Summary: How does suffering affect our ability to minister? As Jesus is overcome with grief how is it that He ended up with compassion, not bitterness?
Back in 2006 my wife and I were presented with an opportunity—go to Kenya and minister to folks who have been unreached by other organizations. On one hand it was an obvious opportunity and a way to serve God by spreading the gospel. On the other hand I was scared to death. We were going to a place we had never been, meeting people we only knew over email and telephone. We would be in a different world doing things we had never done.
Turns out I should have been even more frightened than I was given what it was like and what happened afterwards—but that’s another story.
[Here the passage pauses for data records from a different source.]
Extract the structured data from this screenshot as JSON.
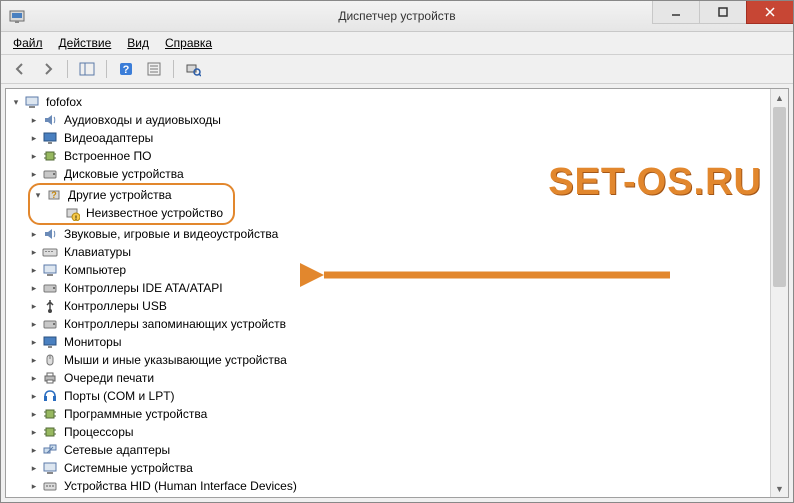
{
  "window": {
    "title": "Диспетчер устройств"
  },
  "menu": {
    "file": "Файл",
    "action": "Действие",
    "view": "Вид",
    "help": "Справка"
  },
  "tree": {
    "root": "fofofox",
    "categories": [
      "Аудиовходы и аудиовыходы",
      "Видеоадаптеры",
      "Встроенное ПО",
      "Дисковые устройства",
      "Другие устройства",
      "Звуковые, игровые и видеоустройства",
      "Клавиатуры",
      "Компьютер",
      "Контроллеры IDE ATA/ATAPI",
      "Контроллеры USB",
      "Контроллеры запоминающих устройств",
      "Мониторы",
      "Мыши и иные указывающие устройства",
      "Очереди печати",
      "Порты (COM и LPT)",
      "Программные устройства",
      "Процессоры",
      "Сетевые адаптеры",
      "Системные устройства",
      "Устройства HID (Human Interface Devices)"
    ],
    "unknown_device": "Неизвестное устройство"
  },
  "watermark": "SET-OS.RU"
}
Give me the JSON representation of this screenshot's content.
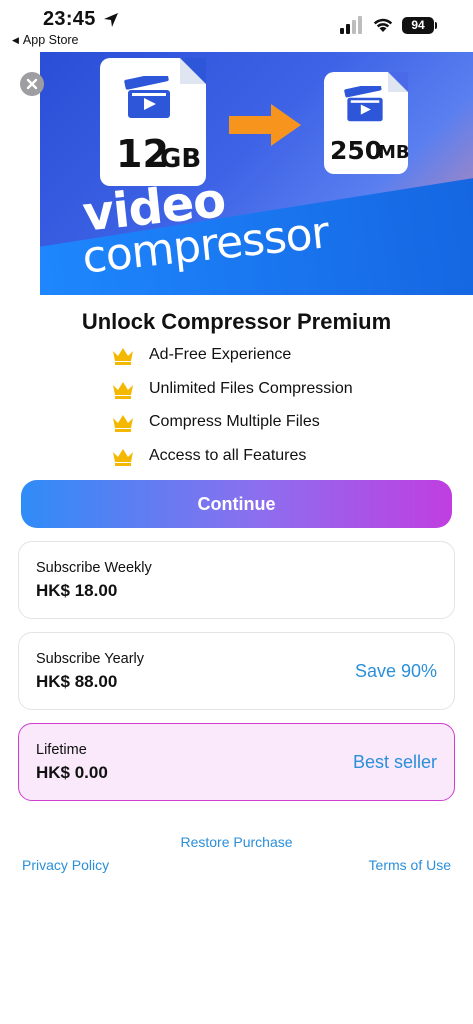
{
  "status_bar": {
    "time": "23:45",
    "back_label": "App Store",
    "battery": "94",
    "icons": [
      "location-arrow-icon",
      "cellular-signal-icon",
      "wifi-icon",
      "battery-icon"
    ]
  },
  "hero": {
    "original_size_number": "12",
    "original_size_unit": "GB",
    "compressed_size_number": "250",
    "compressed_size_unit": "MB",
    "title_line1": "video",
    "title_line2": "compressor",
    "icons": [
      "close-icon",
      "clapperboard-icon",
      "arrow-right-icon"
    ],
    "colors": {
      "arrow": "#f7941d",
      "band": "#1e88ff"
    }
  },
  "headline": "Unlock Compressor Premium",
  "features": [
    {
      "label": "Ad-Free Experience",
      "icon": "crown-icon"
    },
    {
      "label": "Unlimited Files Compression",
      "icon": "crown-icon"
    },
    {
      "label": "Compress Multiple Files",
      "icon": "crown-icon"
    },
    {
      "label": "Access to all Features",
      "icon": "crown-icon"
    }
  ],
  "continue_label": "Continue",
  "plans": [
    {
      "name": "Subscribe Weekly",
      "price": "HK$ 18.00",
      "tag": ""
    },
    {
      "name": "Subscribe Yearly",
      "price": "HK$ 88.00",
      "tag": "Save 90%"
    },
    {
      "name": "Lifetime",
      "price": "HK$ 0.00",
      "tag": "Best seller",
      "selected": true
    }
  ],
  "links": {
    "restore": "Restore Purchase",
    "privacy": "Privacy Policy",
    "terms": "Terms of Use"
  },
  "colors": {
    "accent": "#2b8fd9",
    "selected_border": "#cc3fd0",
    "selected_bg": "#f9e9fb",
    "crown": "#f5b800"
  }
}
My point is that we felt the Lord prompting us to go, but without all the answers we were going way outside of our comfort zone and into harm’s way.
Now, not everyone is going to be called to the bush in Africa, but as a disciple of Jesus you are called to something—as a part of becoming like the character of Jesus and being used in His grand plan to bring salvation to the world. And in the training program we have been enrolled in, there are often moments when we are stretched to the point of breaking and we wonder “what have gotten myself into?”
The disciples of Jesus were no different. And today as we look at Chapter 14 we see two of those situations, where Jesus purposefully puts his men into situations where they are helpless—but follows through with a show of His incredible power. It is humbling and encouraging at the same time. In this chapter we see them overcome, overwhelmed, then in over their heads!
We begin, with a point of personal tragedy for Jesus Himself.
1 – 12
We’ve seen the attitude of rejection towards Jesus from the religious leaders (they thought he was a rebel), Jesus’ family (they thought he was crazy), and the attitude of the people Jesus grew up with (they thought he was just an ordinary kid—nothing special). Jesus even had to speak in parables because of the general unbelief of the people. Now we see the rejection He faced by the government of Israel.
The man described here is Herod Antipas, son of Herod the Great (who had the babies of Bethlehem killed). He was one of four rulers over Palestine (tetrarch). The Herodian family was its own TV reality show, novella and soap opera of lies, deceit, murder, incest, cruelty, and immorality.
At the time of His rejection in Nazareth, Herod thought that Jesus was John reincarnated, so he gives us a flash back to the events that surrounded John’s death. Like Joseph’s brothers, Herod can’t seem to escape reminders of his sin.
Why had John been arrested—because he had condemned Herod for marrying Herodias, his great niece. She had been married for Philip, another half uncle. She divorced him to marry Herod, thus committing adultery and incest at the same time—two, two, two sins in one!
It was really Herodias who wanted John dead. Herod was afraid of John, Herodias was not. Birthday parties were a Greek custom, not Jewish. Mark tells us that a lot of civil leaders were present. Josephus tells us that the daughter’s name was Salome, the product of the marriage between Herodias and Philip. The dance was likely very sensual and was performed before a bunch of drunk men. Herod was perhaps expecting a demand for jewels or something—not the head of John the Baptist. But like checkmate in a game of chess, Herodias had coached Salome, a girl in her mid teens, what to ask for. Delivering the head of an executed prisoner was not unusual—but was for Jews. However, John was not given a trial, so was executed in a manner that was illegal under the Law.